With Google and Yahoo’s new requirements for email security protocols, most people can easily understand how SPF and DKIM records authenticate legitimate email from your organization. But here’s a quick reminder:
- SPF (Sender Policy Framework) is a protocol for letting the world know what outgoing mail servers are allowed to send email on behalf of your domain.
- DKIM (Domain Keys Identified Mail) is a protocol that proves an email that says it came from your outgoing mail server really did.
But the other email security policy we recommend, DMARC, seems, at first, less straightforward. But a recent example from a client’s implementation provided quick and clear evidence of DMARC’s benefits.
DMARC (Domain-based Message Authentication Reporting and Conformance) enables collection of email deliverability reports from mail servers all over the world about mail that is, or appears to be, sent from your domain. The reports list all emails that passed or failed SPF or DKIM authentication — that is, did it really come from someone at your organization? — and what the source of the email was.
Our client uses email for basic business correspondence and nothing else — no email marketing, CRM, or online sales. So we set up SPF and DKIM records that applied to Microsoft email services, and assumed that would be it. Strictly speaking, a DMARC record wasn’t even required by Google and Yahoo because of the low volume of email this client sends on a daily basis. But we set up DMARC anyway.
Why? Without DMARC, we can’t confirm that SPF and DKIM records are complete. Without email deliverability reports that DMARC provides, we don’t have confirmation that the SPF and DKIM records we added are the only ones needed for this domain.
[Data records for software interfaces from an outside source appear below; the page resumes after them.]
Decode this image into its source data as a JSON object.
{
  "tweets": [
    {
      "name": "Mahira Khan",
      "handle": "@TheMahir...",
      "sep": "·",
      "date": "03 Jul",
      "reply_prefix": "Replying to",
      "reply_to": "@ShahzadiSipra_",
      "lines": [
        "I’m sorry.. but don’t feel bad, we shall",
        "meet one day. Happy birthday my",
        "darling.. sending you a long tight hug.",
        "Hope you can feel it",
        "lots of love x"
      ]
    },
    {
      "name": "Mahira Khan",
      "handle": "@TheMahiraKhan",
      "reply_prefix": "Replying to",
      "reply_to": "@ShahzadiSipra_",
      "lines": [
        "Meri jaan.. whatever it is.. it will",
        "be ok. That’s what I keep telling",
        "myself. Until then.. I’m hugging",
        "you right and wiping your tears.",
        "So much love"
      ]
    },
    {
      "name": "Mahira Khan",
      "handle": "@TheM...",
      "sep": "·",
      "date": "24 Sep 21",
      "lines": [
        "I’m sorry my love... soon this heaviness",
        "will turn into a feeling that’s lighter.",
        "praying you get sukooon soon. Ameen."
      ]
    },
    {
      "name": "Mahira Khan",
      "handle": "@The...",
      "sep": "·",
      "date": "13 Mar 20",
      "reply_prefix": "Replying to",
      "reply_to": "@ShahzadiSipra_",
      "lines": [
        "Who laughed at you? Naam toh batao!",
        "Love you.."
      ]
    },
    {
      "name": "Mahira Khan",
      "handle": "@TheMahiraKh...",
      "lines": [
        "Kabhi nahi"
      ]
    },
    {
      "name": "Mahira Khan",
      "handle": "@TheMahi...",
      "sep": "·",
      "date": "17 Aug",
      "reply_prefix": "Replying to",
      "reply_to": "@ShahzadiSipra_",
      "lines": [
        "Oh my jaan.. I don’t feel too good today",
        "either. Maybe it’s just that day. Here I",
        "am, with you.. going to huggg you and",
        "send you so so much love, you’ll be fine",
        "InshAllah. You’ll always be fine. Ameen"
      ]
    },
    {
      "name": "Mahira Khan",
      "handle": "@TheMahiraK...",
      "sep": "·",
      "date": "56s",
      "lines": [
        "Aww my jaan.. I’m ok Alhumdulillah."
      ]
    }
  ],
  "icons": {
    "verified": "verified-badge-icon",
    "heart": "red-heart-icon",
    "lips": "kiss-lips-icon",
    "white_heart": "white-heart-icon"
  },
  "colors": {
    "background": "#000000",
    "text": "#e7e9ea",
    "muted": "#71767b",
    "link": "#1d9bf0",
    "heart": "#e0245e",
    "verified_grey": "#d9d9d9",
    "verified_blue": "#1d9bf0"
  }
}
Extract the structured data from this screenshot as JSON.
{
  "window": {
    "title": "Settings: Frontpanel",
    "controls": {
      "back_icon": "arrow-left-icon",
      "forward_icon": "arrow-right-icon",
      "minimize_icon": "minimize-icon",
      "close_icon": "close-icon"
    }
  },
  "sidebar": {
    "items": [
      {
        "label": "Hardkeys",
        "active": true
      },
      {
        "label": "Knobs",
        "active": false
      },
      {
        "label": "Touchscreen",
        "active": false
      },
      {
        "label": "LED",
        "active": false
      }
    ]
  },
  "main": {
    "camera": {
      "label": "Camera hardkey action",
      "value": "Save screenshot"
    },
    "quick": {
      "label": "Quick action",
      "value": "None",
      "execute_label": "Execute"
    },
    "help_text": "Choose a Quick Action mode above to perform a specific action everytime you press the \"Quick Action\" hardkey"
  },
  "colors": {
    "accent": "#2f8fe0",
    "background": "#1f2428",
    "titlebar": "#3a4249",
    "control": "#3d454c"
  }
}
Case in point: When we reviewed deliverability reports after two weeks we saw a dozen messages failing SPF and DKIM that were all coming from the same source: a popular web host for WordPress sites. Checking these findings with our client, we discovered together that the Contact form on their website was the source — the form was sending email using the client’s domain name but from the web host’s mail servers.
The remedy was easy: add the web host’s mail servers to the domain’s SPF record. On our next check of email deliverability, the Contact form emails all passed DMARC.
It’s easy for any organization to fall into a similar trap — maybe someone on the sales team is experimenting with a new CRM tool, or server alerts were set up years ago through an SMTP service like Mailgun or Sendgrid. DMARC reports reveal what’s missing. Without DMARC, some of these emails that fail authentication will soon start getting rejected.
Of course, if your business does depend on email for marketing, purchasing, or customer service, ongoing DMARC monitoring and adjustments are an essential tool for protecting your domain’s reputation and guaranteeing deliverability. Read how we helped a retail client deliver 3-5 million emails a month from multiple platforms without getting tagged as spam.
Macktez Domain Management
Macktez has been managing domain health and security for decades, and can help your organization as well. Our Domain Management subscription was designed for email and domain security, and includes all the protocols and ongoing maintenance described above. In addition to setting up and monitoring SPF, DKIM, and DMARC, we’ll make sure your domain is registered at a reputable registrar, and that your DNS is hosted with a secure and reliable service — all of which will minimize the ability of criminals to use your domain for phishing, while providing email recipients greater confidence that messages from you are authentic. We monitor DMARC reports and gradually tighten your DMARC policy, making DNS adjustments as needed.